[Start of Attachment]

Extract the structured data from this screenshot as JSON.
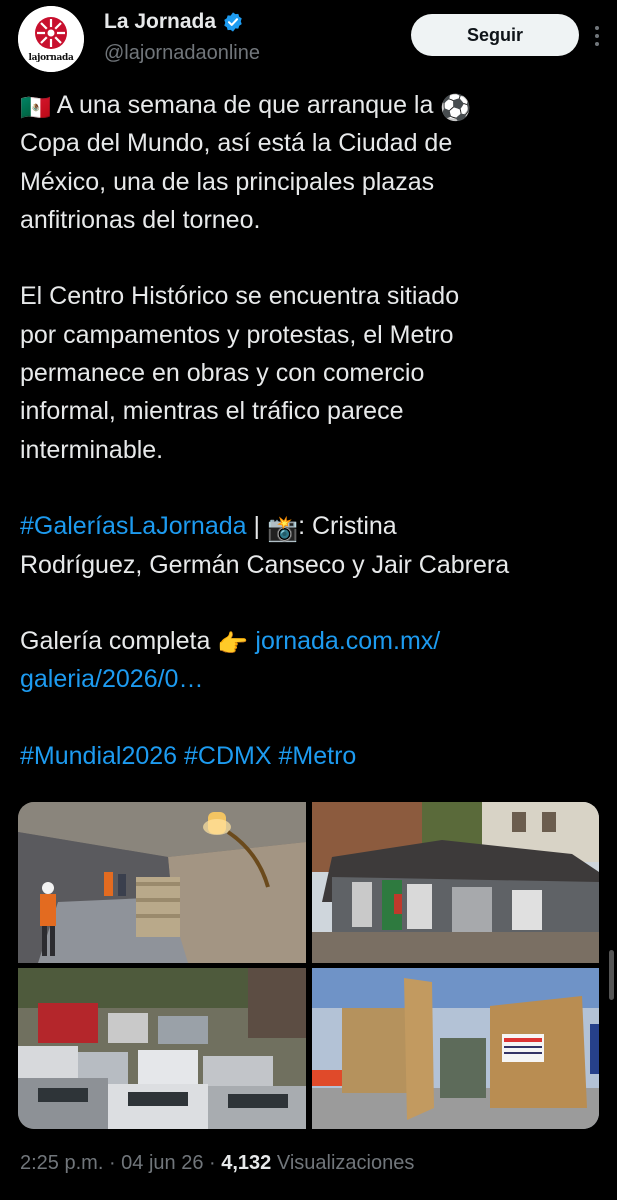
{
  "account": {
    "name": "La Jornada",
    "handle": "@lajornadaonline",
    "avatar_text": "lajornada",
    "verified": true
  },
  "follow_button": {
    "label": "Seguir"
  },
  "tweet": {
    "lines": [
      {
        "emoji": "🇲🇽",
        "text": " A una semana de que arranque la ",
        "emoji_after": "⚽"
      },
      {
        "text": "Copa del Mundo, así está la Ciudad de"
      },
      {
        "text": "México, una de las principales plazas"
      },
      {
        "text": "anfitrionas del torneo."
      },
      {
        "text": ""
      },
      {
        "text": "El Centro Histórico se encuentra sitiado"
      },
      {
        "text": "por campamentos y protestas, el Metro"
      },
      {
        "text": "permanece en obras y con comercio"
      },
      {
        "text": "informal, mientras el tráfico parece"
      },
      {
        "text": "interminable."
      }
    ],
    "gallery_tag": "#GaleríasLaJornada",
    "credit_sep": " | ",
    "camera_emoji": "📸",
    "credit_prefix": ": Cristina",
    "credit_line2": "Rodríguez, Germán Canseco y Jair Cabrera",
    "full_gallery_label": "Galería completa ",
    "pointing_emoji": "👉",
    "link_line1": "jornada.com.mx/",
    "link_line2": "galeria/2026/0…",
    "hashtags": [
      "#Mundial2026",
      "#CDMX",
      "#Metro"
    ]
  },
  "meta": {
    "time": "2:25 p.m.",
    "sep": " · ",
    "date": "04 jun 26",
    "views_count": "4,132",
    "views_label": " Visualizaciones"
  },
  "colors": {
    "background": "#000000",
    "text": "#e7e9ea",
    "muted": "#71767b",
    "link": "#1d9bf0",
    "verified": "#1d9bf0"
  }
}
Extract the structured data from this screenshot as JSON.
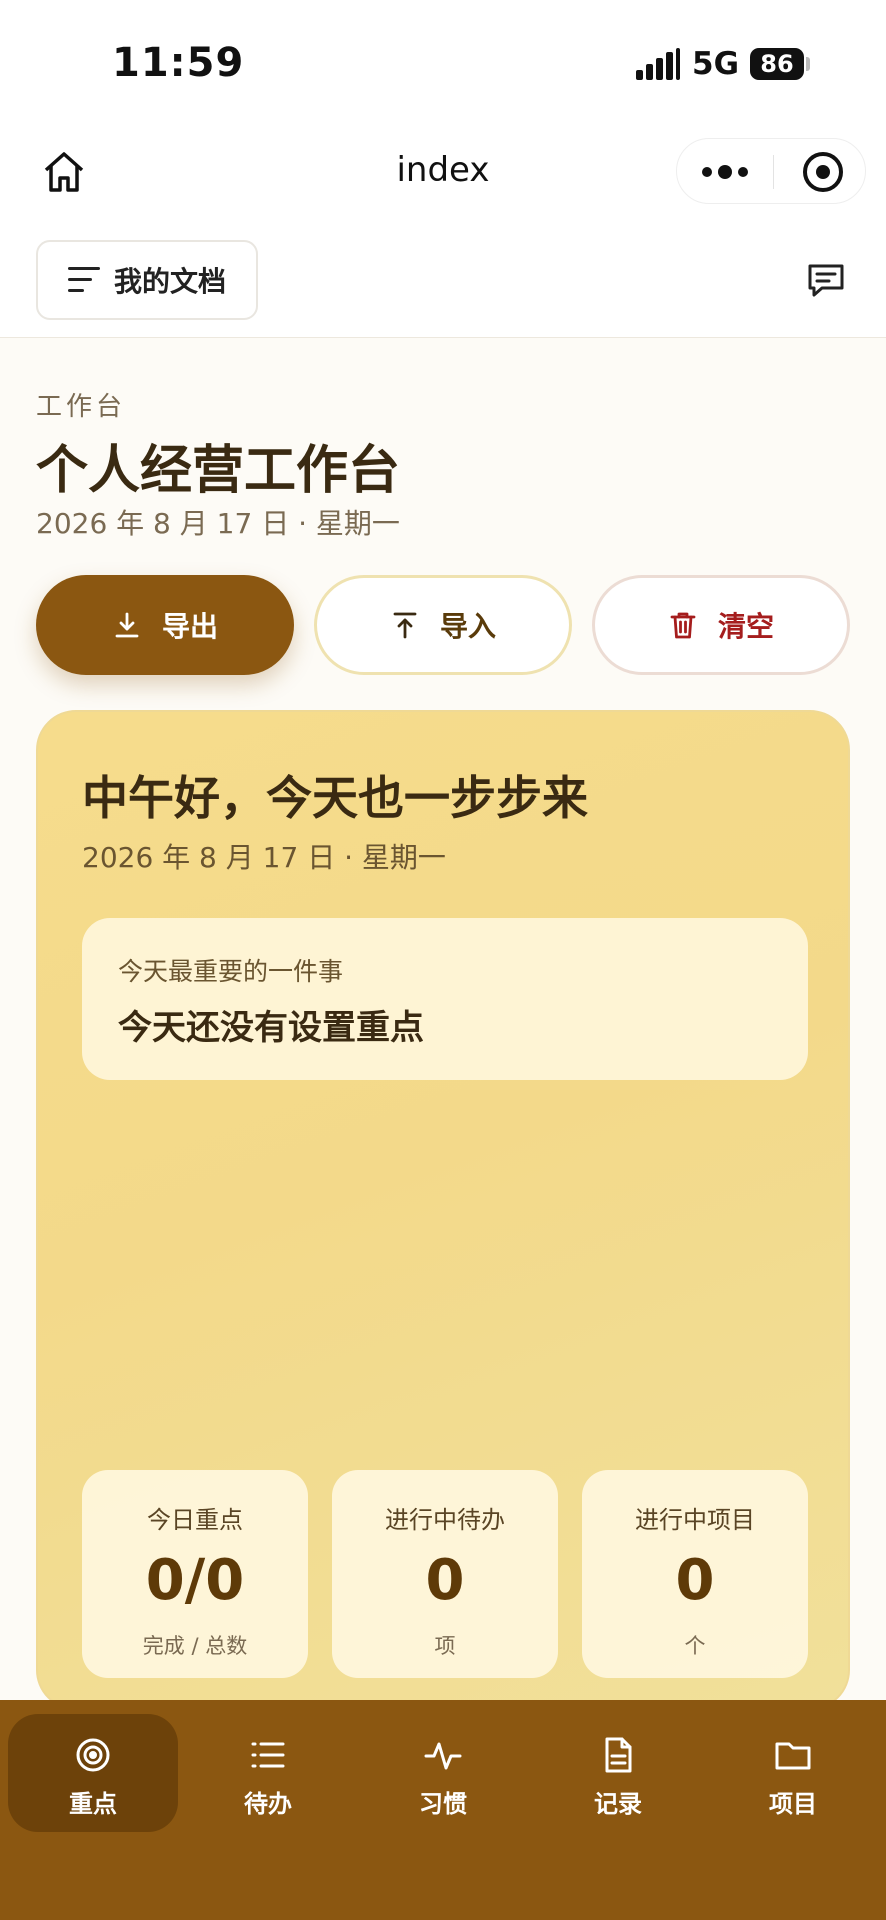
{
  "status_bar": {
    "time": "11:59",
    "network": "5G",
    "battery": "86"
  },
  "nav": {
    "title": "index"
  },
  "doc_bar": {
    "doc_button_label": "我的文档"
  },
  "header": {
    "section_label": "工作台",
    "title": "个人经营工作台",
    "date": "2026 年 8 月 17 日 · 星期一"
  },
  "actions": {
    "export_label": "导出",
    "import_label": "导入",
    "clear_label": "清空"
  },
  "hero": {
    "greeting": "中午好，今天也一步步来",
    "date": "2026 年 8 月 17 日 · 星期一",
    "focus_label": "今天最重要的一件事",
    "focus_value": "今天还没有设置重点"
  },
  "stats": [
    {
      "title": "今日重点",
      "value": "0/0",
      "unit": "完成 / 总数"
    },
    {
      "title": "进行中待办",
      "value": "0",
      "unit": "项"
    },
    {
      "title": "进行中项目",
      "value": "0",
      "unit": "个"
    }
  ],
  "tabs": [
    {
      "label": "重点",
      "icon": "target-icon",
      "active": true
    },
    {
      "label": "待办",
      "icon": "list-icon",
      "active": false
    },
    {
      "label": "习惯",
      "icon": "pulse-icon",
      "active": false
    },
    {
      "label": "记录",
      "icon": "document-icon",
      "active": false
    },
    {
      "label": "项目",
      "icon": "folder-icon",
      "active": false
    }
  ],
  "colors": {
    "accent": "#8b5711",
    "danger": "#a51d1d",
    "hero_bg": "#f6dc8c"
  }
}
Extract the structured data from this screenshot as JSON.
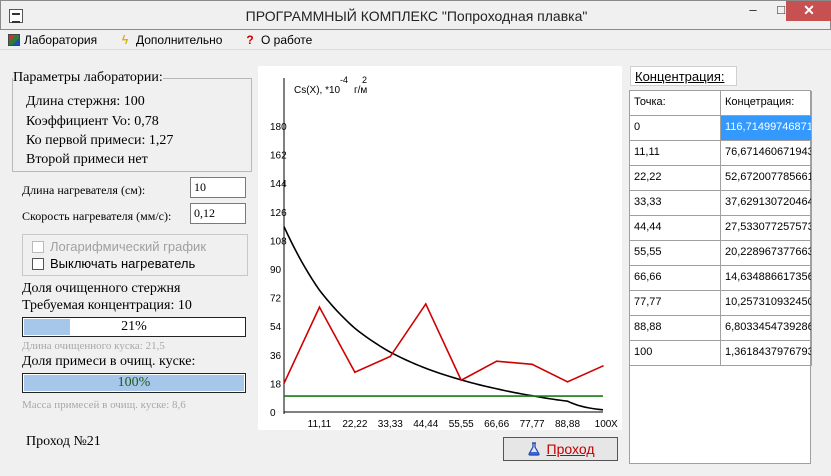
{
  "window": {
    "title": "ПРОГРАММНЫЙ КОМПЛЕКС \"Попроходная плавка\"",
    "minimize": "–",
    "maximize": "□",
    "close": "✕"
  },
  "menu": [
    {
      "label": "Лаборатория",
      "icon": "lab-icon"
    },
    {
      "label": "Дополнительно",
      "icon": "lightning-icon"
    },
    {
      "label": "О работе",
      "icon": "question-icon"
    }
  ],
  "params": {
    "title": "Параметры лаборатории:",
    "lines": [
      "Длина стержня: 100",
      "Коэффициент Vo: 0,78",
      "Ко первой примеси: 1,27",
      "Второй примеси нет"
    ]
  },
  "heater": {
    "length_label": "Длина нагревателя (см):",
    "length_value": "10",
    "speed_label": "Скорость нагревателя (мм/с):",
    "speed_value": "0,12"
  },
  "options": {
    "log_label": "Логарифмический график",
    "log_checked": false,
    "log_enabled": false,
    "heater_off_label": "Выключать нагреватель",
    "heater_off_checked": false
  },
  "cleaned": {
    "title": "Доля очищенного стержня",
    "required": "Требуемая концентрация: 10",
    "progress_fraction": 0.21,
    "progress_text": "21%",
    "hint": "Длина очищенного куска: 21,5"
  },
  "impurity": {
    "title": "Доля примеси в очищ. куске:",
    "progress_fraction": 1.0,
    "progress_text": "100%",
    "hint": "Масса примесей в очищ. куске: 8,6"
  },
  "pass_label": "Проход №21",
  "pass_button": "Проход",
  "concentration": {
    "title": "Концентрация:",
    "headers": [
      "Точка:",
      "Концетрация:"
    ],
    "rows": [
      [
        "0",
        "116,71499746871"
      ],
      [
        "11,11",
        "76,671460671943"
      ],
      [
        "22,22",
        "52,672007785661"
      ],
      [
        "33,33",
        "37,629130720464"
      ],
      [
        "44,44",
        "27,533077257573"
      ],
      [
        "55,55",
        "20,228967377663"
      ],
      [
        "66,66",
        "14,634886617356"
      ],
      [
        "77,77",
        "10,257310932450"
      ],
      [
        "88,88",
        "6,8033454739286"
      ],
      [
        "100",
        "1,3618437976793"
      ]
    ],
    "selected_row": 0
  },
  "chart_data": {
    "type": "line",
    "ylabel_main": "Cs(X), *10",
    "ylabel_exp": "-4",
    "ylabel_unit": "г/м",
    "ylabel_unit_exp": "2",
    "xlabel": "X",
    "ylim": [
      0,
      180
    ],
    "xlim": [
      0,
      100
    ],
    "yticks": [
      "0",
      "18",
      "36",
      "54",
      "72",
      "90",
      "108",
      "126",
      "144",
      "162",
      "180"
    ],
    "xticks": [
      "11,11",
      "22,22",
      "33,33",
      "44,44",
      "55,55",
      "66,66",
      "77,77",
      "88,88",
      "100"
    ],
    "series": [
      {
        "color": "#000000",
        "x": [
          0,
          11.11,
          22.22,
          33.33,
          44.44,
          55.55,
          66.66,
          77.77,
          88.88,
          100
        ],
        "values": [
          116.7,
          76.67,
          52.67,
          37.63,
          27.53,
          20.23,
          14.63,
          10.26,
          6.8,
          1.36
        ]
      },
      {
        "color": "#d00000",
        "x": [
          0,
          11.11,
          22.22,
          33.33,
          44.44,
          55.55,
          66.66,
          77.77,
          88.88,
          100
        ],
        "values": [
          18,
          66,
          25,
          35,
          68,
          20,
          32,
          30,
          19,
          29
        ]
      },
      {
        "color": "#1a7a1a",
        "x": [
          0,
          100
        ],
        "values": [
          10,
          10
        ]
      }
    ]
  }
}
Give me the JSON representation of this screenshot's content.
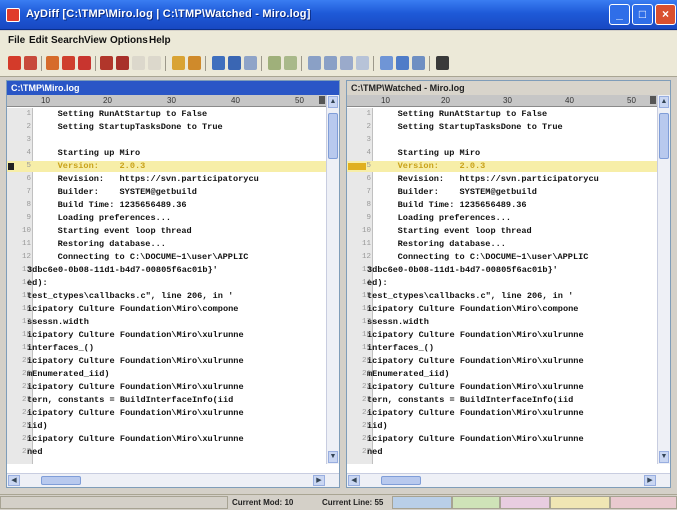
{
  "window": {
    "title": "AyDiff  [C:\\TMP\\Miro.log | C:\\TMP\\Watched - Miro.log]",
    "minimize_label": "_",
    "maximize_label": "□",
    "close_label": "×"
  },
  "menu": {
    "items": [
      "File",
      "Edit",
      "Search",
      "View",
      "Options",
      "Help"
    ]
  },
  "colors": {
    "title_bar": "#1e5ad8",
    "left_pane_title": "#2a56c6",
    "highlight_line": "#f7eea8",
    "highlight_text": "#c9a21a"
  },
  "left_pane": {
    "title": "C:\\TMP\\Miro.log",
    "ruler": [
      "10",
      "20",
      "30",
      "40",
      "50"
    ]
  },
  "right_pane": {
    "title": "C:\\TMP\\Watched - Miro.log",
    "ruler": [
      "10",
      "20",
      "30",
      "40",
      "50"
    ]
  },
  "lines": [
    {
      "num": "1",
      "text": "    Setting RunAtStartup to False",
      "wrap": false
    },
    {
      "num": "2",
      "text": "    Setting StartupTasksDone to True",
      "wrap": false
    },
    {
      "num": "3",
      "text": "",
      "wrap": false
    },
    {
      "num": "4",
      "text": "    Starting up Miro",
      "wrap": false
    },
    {
      "num": "5",
      "text": "    Version:    2.0.3",
      "wrap": false,
      "highlight": true
    },
    {
      "num": "6",
      "text": "    Revision:   https://svn.participatorycu",
      "wrap": false
    },
    {
      "num": "7",
      "text": "    Builder:    SYSTEM@getbuild",
      "wrap": false
    },
    {
      "num": "8",
      "text": "    Build Time: 1235656489.36",
      "wrap": false
    },
    {
      "num": "9",
      "text": "    Loading preferences...",
      "wrap": false
    },
    {
      "num": "10",
      "text": "    Starting event loop thread",
      "wrap": false
    },
    {
      "num": "11",
      "text": "    Restoring database...",
      "wrap": false
    },
    {
      "num": "12",
      "text": "    Connecting to C:\\DOCUME~1\\user\\APPLIC",
      "wrap": false
    },
    {
      "num": "13",
      "text": "3dbc6e0-0b08-11d1-b4d7-00805f6ac01b}'",
      "wrap": true
    },
    {
      "num": "14",
      "text": "ed):",
      "wrap": true
    },
    {
      "num": "15",
      "text": "test_ctypes\\callbacks.c\", line 206, in '",
      "wrap": true
    },
    {
      "num": "16",
      "text": "icipatory Culture Foundation\\Miro\\compone",
      "wrap": true
    },
    {
      "num": "17",
      "text": "ssessn.width",
      "wrap": true
    },
    {
      "num": "18",
      "text": "icipatory Culture Foundation\\Miro\\xulrunne",
      "wrap": true
    },
    {
      "num": "19",
      "text": "interfaces_()",
      "wrap": true
    },
    {
      "num": "20",
      "text": "icipatory Culture Foundation\\Miro\\xulrunne",
      "wrap": true
    },
    {
      "num": "21",
      "text": "mEnumerated_iid)",
      "wrap": true
    },
    {
      "num": "22",
      "text": "icipatory Culture Foundation\\Miro\\xulrunne",
      "wrap": true
    },
    {
      "num": "23",
      "text": "tern, constants = BuildInterfaceInfo(iid",
      "wrap": true
    },
    {
      "num": "24",
      "text": "icipatory Culture Foundation\\Miro\\xulrunne",
      "wrap": true
    },
    {
      "num": "25",
      "text": "iid)",
      "wrap": true
    },
    {
      "num": "26",
      "text": "icipatory Culture Foundation\\Miro\\xulrunne",
      "wrap": true
    },
    {
      "num": "27",
      "text": "ned",
      "wrap": true
    }
  ],
  "status": {
    "text1": "Current Mod: 10",
    "text2": "Current Line: 55"
  }
}
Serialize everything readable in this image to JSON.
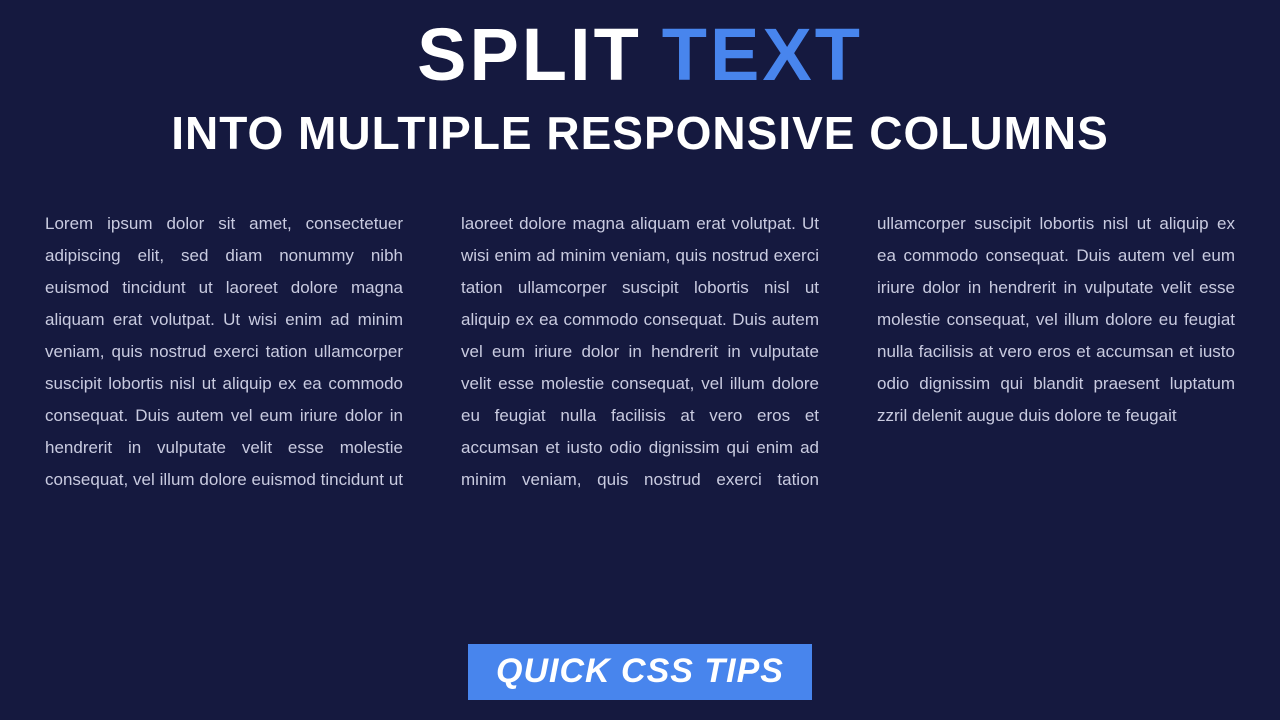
{
  "title": {
    "word1": "SPLIT",
    "word2": "TEXT"
  },
  "subtitle": "INTO MULTIPLE RESPONSIVE COLUMNS",
  "body_text": "Lorem ipsum dolor sit amet, consectetuer adipiscing elit, sed diam nonummy nibh euismod tincidunt ut laoreet dolore magna aliquam erat volutpat. Ut wisi enim ad minim veniam, quis nostrud exerci tation ullamcorper suscipit lobortis nisl ut aliquip ex ea commodo consequat. Duis autem vel eum iriure dolor in hendrerit in vulputate velit esse molestie consequat, vel illum dolore euismod tincidunt ut laoreet dolore magna aliquam erat volutpat. Ut wisi enim ad minim veniam, quis nostrud exerci tation ullamcorper suscipit lobortis nisl ut aliquip ex ea commodo consequat. Duis autem vel eum iriure dolor in hendrerit in vulputate velit esse molestie consequat, vel illum dolore eu feugiat nulla facilisis at vero eros et accumsan et iusto odio dignissim qui enim ad minim veniam, quis nostrud exerci tation ullamcorper suscipit lobortis nisl ut aliquip ex ea commodo consequat. Duis autem vel eum iriure dolor in hendrerit in vulputate velit esse molestie consequat, vel illum dolore eu feugiat nulla facilisis at vero eros et accumsan et iusto odio dignissim qui blandit praesent luptatum zzril delenit augue duis dolore te feugait",
  "badge": "QUICK CSS TIPS",
  "colors": {
    "bg": "#15193f",
    "accent": "#4885ed",
    "text": "#c9cbe0"
  }
}
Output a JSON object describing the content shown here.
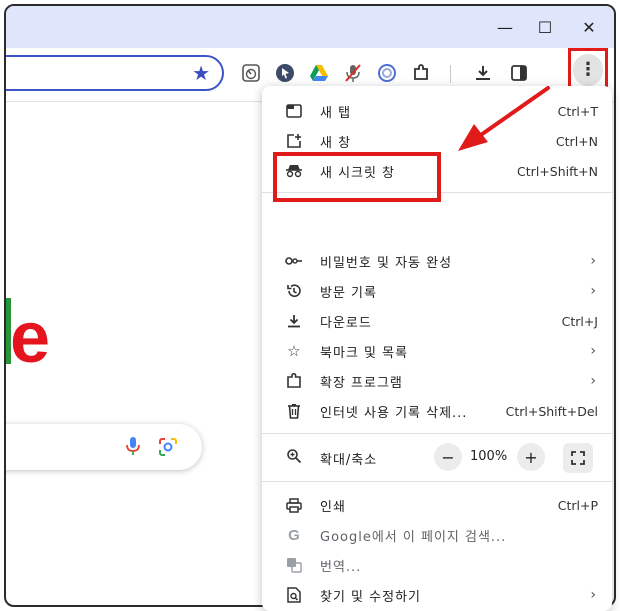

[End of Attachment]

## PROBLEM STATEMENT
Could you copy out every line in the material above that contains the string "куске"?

## REPLY TO THE TASK
    "title": "Доля примеси в очищ. куске:",
    "hint": "Масса примесей в очищ. куске: 8,6"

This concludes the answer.